--- TASK OBJECTIVE ---
Your reply should be one number, which is how many lines in the listing below contain "Sort".

• • •

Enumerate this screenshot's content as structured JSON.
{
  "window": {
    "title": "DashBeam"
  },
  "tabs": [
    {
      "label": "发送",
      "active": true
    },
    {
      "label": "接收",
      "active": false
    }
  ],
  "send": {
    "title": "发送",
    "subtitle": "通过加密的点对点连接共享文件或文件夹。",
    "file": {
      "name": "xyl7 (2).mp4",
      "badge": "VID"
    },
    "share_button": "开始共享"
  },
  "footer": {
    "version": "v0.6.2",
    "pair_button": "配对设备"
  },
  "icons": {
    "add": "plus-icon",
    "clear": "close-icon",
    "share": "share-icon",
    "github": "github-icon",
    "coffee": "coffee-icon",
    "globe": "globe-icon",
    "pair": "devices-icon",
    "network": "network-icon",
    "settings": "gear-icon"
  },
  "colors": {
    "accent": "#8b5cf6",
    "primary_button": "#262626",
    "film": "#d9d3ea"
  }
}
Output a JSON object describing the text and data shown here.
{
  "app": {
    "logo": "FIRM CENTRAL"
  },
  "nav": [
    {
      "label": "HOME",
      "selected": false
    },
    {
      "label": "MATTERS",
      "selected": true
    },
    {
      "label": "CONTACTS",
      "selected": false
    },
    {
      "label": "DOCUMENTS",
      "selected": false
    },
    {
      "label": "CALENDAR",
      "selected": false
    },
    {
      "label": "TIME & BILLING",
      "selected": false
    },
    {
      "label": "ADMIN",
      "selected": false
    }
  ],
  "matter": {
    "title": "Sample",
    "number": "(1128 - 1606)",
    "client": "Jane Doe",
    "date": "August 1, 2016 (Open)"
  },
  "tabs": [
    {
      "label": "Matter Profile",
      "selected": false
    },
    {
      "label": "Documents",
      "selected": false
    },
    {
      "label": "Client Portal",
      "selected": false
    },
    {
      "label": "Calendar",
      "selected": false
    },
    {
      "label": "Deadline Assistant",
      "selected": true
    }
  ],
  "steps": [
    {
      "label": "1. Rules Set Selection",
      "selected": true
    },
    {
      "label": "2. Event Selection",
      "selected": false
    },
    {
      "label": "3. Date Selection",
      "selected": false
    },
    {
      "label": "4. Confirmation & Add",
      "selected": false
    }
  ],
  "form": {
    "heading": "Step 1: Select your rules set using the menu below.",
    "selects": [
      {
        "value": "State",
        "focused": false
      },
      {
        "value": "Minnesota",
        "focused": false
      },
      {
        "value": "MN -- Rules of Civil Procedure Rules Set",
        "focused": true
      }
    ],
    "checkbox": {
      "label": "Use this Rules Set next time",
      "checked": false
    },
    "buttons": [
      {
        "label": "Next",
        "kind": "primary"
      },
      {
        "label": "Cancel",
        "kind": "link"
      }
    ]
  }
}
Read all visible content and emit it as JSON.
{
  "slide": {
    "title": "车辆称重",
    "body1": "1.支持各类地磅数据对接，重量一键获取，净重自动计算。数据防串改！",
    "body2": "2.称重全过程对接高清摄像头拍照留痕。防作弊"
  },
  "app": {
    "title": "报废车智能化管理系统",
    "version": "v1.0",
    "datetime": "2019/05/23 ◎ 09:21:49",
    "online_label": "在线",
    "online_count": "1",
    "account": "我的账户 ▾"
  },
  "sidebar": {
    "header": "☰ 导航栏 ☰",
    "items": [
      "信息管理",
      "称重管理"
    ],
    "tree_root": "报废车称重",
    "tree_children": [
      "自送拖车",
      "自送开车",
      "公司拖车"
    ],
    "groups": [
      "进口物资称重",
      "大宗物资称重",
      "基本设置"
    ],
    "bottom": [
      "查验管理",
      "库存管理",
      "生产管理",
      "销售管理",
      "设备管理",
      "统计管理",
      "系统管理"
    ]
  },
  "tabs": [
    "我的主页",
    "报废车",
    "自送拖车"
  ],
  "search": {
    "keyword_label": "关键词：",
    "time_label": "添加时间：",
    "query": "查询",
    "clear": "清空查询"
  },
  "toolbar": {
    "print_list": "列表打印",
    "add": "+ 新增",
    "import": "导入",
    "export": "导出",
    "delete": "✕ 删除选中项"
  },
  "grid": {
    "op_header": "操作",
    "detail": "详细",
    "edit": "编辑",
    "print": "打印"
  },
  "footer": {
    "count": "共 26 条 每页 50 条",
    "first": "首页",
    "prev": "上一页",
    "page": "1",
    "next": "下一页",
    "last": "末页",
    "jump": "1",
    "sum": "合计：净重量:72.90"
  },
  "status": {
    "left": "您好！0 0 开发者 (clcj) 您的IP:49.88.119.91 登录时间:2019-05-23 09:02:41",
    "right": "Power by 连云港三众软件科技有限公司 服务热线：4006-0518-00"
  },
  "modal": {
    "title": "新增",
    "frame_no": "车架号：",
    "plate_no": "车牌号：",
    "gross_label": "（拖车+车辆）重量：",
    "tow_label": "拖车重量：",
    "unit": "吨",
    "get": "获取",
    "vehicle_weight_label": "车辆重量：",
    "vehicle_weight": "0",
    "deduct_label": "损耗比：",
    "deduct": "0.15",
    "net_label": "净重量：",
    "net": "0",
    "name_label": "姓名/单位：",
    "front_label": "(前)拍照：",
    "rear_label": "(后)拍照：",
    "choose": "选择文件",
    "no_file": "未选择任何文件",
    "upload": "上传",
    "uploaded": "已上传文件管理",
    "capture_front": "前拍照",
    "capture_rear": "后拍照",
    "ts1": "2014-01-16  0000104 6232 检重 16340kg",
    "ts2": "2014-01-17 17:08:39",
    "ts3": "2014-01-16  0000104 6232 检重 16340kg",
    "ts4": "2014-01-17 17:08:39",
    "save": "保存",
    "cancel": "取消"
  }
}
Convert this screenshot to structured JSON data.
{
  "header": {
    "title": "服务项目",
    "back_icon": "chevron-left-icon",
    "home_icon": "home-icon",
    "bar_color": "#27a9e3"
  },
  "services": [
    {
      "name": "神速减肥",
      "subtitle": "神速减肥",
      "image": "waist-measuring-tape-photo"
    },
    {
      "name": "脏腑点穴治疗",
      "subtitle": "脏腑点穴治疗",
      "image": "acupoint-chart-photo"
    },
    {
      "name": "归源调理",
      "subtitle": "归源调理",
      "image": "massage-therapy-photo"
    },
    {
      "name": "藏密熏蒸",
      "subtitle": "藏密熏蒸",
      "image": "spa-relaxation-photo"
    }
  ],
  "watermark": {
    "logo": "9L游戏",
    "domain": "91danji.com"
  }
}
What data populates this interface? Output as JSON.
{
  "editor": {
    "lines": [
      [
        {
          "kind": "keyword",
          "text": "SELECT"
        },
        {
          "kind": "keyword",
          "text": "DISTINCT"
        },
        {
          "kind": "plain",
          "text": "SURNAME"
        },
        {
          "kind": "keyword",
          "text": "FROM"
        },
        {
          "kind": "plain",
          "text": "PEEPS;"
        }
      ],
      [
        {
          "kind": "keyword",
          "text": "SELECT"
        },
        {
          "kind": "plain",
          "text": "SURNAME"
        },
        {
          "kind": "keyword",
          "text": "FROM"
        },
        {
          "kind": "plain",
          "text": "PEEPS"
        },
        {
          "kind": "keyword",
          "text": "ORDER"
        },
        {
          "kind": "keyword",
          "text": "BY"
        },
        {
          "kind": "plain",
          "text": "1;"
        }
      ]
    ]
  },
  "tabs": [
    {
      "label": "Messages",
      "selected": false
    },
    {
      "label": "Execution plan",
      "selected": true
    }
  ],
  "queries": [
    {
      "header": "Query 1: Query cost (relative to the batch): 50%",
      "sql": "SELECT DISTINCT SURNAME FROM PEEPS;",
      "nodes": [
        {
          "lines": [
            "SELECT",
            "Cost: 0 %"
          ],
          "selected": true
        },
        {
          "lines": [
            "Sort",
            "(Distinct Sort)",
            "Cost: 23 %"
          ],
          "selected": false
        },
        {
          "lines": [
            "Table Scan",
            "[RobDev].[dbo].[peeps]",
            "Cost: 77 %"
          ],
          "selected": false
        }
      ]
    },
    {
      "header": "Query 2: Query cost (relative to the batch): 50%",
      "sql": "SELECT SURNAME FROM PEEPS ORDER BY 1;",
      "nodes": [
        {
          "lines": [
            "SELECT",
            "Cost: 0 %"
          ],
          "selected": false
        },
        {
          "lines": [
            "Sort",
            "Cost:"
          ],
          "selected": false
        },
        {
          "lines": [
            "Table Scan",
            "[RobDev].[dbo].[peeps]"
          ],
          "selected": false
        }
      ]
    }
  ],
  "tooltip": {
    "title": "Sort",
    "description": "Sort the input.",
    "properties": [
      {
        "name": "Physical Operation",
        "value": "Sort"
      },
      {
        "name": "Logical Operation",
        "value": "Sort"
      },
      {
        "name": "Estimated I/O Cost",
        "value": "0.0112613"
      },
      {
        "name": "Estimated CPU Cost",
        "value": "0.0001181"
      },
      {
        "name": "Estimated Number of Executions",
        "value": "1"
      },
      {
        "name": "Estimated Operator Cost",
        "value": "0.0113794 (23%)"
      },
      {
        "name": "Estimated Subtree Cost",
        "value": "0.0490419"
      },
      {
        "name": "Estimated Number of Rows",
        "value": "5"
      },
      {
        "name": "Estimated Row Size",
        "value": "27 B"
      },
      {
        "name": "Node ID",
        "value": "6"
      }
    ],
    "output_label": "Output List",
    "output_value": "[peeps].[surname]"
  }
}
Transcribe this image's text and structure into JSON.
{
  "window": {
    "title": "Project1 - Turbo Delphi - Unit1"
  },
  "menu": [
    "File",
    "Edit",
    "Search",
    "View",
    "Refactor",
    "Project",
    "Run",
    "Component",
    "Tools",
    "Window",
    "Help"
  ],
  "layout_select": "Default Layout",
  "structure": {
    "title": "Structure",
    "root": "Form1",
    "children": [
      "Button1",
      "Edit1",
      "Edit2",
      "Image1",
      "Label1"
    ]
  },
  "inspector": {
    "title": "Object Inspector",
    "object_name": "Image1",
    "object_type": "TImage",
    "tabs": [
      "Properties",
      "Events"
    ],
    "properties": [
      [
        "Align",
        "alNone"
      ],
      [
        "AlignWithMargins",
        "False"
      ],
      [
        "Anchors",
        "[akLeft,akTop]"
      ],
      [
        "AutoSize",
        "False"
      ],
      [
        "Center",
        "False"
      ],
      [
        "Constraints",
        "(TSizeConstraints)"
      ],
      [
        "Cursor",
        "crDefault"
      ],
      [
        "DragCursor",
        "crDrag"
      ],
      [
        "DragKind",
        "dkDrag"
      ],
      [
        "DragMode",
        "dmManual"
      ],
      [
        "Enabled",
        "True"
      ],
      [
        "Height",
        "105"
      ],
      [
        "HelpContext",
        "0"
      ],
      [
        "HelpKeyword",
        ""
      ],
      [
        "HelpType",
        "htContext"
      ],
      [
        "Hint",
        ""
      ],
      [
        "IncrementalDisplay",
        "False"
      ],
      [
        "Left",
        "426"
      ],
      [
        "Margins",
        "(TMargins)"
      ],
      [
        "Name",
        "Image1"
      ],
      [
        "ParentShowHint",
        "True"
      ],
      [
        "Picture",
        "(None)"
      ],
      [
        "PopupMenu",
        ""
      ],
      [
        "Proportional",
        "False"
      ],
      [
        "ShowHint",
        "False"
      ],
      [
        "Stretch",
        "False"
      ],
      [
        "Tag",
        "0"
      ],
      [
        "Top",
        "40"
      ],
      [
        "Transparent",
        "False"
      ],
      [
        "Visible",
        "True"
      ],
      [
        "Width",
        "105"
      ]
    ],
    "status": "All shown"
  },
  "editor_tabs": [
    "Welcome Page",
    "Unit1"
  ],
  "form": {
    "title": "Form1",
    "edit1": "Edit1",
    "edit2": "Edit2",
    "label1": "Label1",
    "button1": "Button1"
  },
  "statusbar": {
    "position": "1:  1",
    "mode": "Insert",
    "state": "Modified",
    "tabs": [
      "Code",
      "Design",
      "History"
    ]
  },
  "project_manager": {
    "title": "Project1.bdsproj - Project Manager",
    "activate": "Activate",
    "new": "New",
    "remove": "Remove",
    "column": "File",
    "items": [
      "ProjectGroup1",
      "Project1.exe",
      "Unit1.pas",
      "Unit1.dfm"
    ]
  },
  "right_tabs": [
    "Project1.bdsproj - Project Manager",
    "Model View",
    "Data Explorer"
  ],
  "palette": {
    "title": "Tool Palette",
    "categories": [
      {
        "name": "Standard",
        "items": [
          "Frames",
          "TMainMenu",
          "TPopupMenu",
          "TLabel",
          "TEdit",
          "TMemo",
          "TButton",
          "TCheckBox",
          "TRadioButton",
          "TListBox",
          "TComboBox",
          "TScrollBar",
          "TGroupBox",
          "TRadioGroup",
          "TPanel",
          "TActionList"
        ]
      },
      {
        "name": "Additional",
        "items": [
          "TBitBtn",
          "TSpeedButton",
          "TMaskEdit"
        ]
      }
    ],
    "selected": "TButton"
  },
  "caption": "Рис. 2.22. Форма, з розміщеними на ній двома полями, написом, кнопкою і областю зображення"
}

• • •

--- TASK SOLUTION ---
7